Letters from the West

King’s wilderness advocacy put down base for roadless protection

Carole King, shown performing on NBC’s “Today” show in 2015, grew up in New York but takes pride in her adopted home of Idaho.
Carole King, shown performing on NBC’s “Today” show in 2015, grew up in New York but takes pride in her adopted home of Idaho. AP

Two Montana environmental activists came to the Idaho Conservation League’s 1989 Wild Idaho conference at Redfish Lake Lodge to rally support for a completely new approach to protecting wilderness.

Mike Bader and Cass Chinske, both of Missoula, had fought alongside many Idahoans in what we now call the timber wars and were on the verge of victory, even though they didn’t know it. In the next five years the timber harvest across the Northern Rockies would dive due to water quality issues, endangered species protection and Congress’ unwillingness to continue spending hundreds of millions of dollars to subsidize roads in the last roadless lands in the West.

The West’s congressional delegations couldn’t stop the slide in timber harvests. They were hit from both sides when they tried to pass wilderness bills. All had far fewer acres than preservationists like Bader wanted.

So the pair wrote the Northern Rockies Ecosystem Protection Act, which would protect 15 million acres of roadless lands in Idaho, Montana and Wyoming. They got an astounding 135 groups from the U.S. and Canada behind the bill when it was introduced in 1992. They were going to “change political reality,” they said, by getting so much national support that it would overwhelm the influence of the congressional delegations of the region.

That year, Bill Clinton defeated President George H.W. Bush and Texas billionaire Ross Perot. Popular movies included “Aladdin,” “Basic Instinct,” “A League of their Own” and “Wayne’s World.”

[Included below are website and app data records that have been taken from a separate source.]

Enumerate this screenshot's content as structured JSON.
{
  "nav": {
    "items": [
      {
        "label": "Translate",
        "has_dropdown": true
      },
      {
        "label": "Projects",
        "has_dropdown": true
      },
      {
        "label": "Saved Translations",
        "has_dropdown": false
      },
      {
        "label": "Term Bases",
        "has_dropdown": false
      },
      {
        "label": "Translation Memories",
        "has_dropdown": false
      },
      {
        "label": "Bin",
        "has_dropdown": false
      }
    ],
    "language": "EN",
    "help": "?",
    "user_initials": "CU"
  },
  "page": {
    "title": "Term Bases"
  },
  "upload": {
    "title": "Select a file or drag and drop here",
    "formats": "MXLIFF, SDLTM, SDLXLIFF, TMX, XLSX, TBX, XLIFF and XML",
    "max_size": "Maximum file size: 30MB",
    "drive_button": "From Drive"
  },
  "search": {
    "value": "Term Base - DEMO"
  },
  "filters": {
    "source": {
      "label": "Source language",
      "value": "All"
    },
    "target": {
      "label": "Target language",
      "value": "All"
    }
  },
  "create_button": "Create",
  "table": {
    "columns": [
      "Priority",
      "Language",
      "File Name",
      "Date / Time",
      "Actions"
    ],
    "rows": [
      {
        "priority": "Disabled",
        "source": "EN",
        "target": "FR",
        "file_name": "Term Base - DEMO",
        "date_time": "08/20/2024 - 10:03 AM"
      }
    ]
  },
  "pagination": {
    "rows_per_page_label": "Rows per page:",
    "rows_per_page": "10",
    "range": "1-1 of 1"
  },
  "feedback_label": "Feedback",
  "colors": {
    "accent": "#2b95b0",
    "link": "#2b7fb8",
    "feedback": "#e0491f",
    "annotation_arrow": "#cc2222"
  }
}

Idahoan Carole King had a new single: “Now and Forever.”

The Gershwin Prize-winning singer-songwriter has a ranch in the middle of what is now the White Clouds Wilderness. She had been pushing Congress to protect all of the remaining roadless lands in the Northern Rockies since the mid-1980s and became a strong advocate for ambitious wilderness legislation.

She went from office to office, picking up sponsors on both sides of the aisle. In 2007, with Democrats controlling the House, she finally got a hearing on the Northern Rockies Ecosystem Protection Act. But Congress turned to the right and the bill went nowhere.

This week, Rhode Island Democratic Sen. Sheldon Whitehouse introduced the bill in the Senate for the first time. The legislation, S 3022, would give permanent wilderness protection to 23 million acres of roadless lands in Idaho, Wyoming, Montana, Oregon and Washington, and designate 1,800 miles of rivers and streams as wild and scenic. Co-sponsors include Democrats Barbara Boxer of California, Dick Durbin of Illinois, Ed Markey of Massachusetts and Minority Leader Harry Reid of Nevada.

“One result of not having (the ecosystem protection act) has been a tremendous loss of populations among species such as wolverine, lynx, grizzly bear, fluvial Arctic grayling and bull trout,” King said in a news release.

Many groups, such as the Idaho Conservation League, no longer support the bill, choosing instead to work on individual wilderness legislation that resulted in the protection of 500,000 acres in the Owyhees in 2009 and 275,000 in the Boulder-White Clouds in 2015. Now they are working to protect the Scotchman’s Peak area in North Idaho near Clark’s Fork.

But President Clinton’s 2001 Roadless Rule was what took most of the wind out of the Northern Rockies bill’s sails. Most, if not all, of the lands that would have been designated wilderness under King’s bill are protected by the original rule and Idaho’s subsequent separate roadless rule.

King’s tireless advocacy laid the groundwork for the popular roadless protections. Her supporters say they fall short of their goal to permanently protect the wild ecosystems of the region and corridors that allow critters to migrate in the face of lost habitat from climate change.

But they and she should take pride in the way they changed political reality, even if it doesn’t achieve their ultimate goal.

Rocky Barker: 208-377-6484, @RockyBarker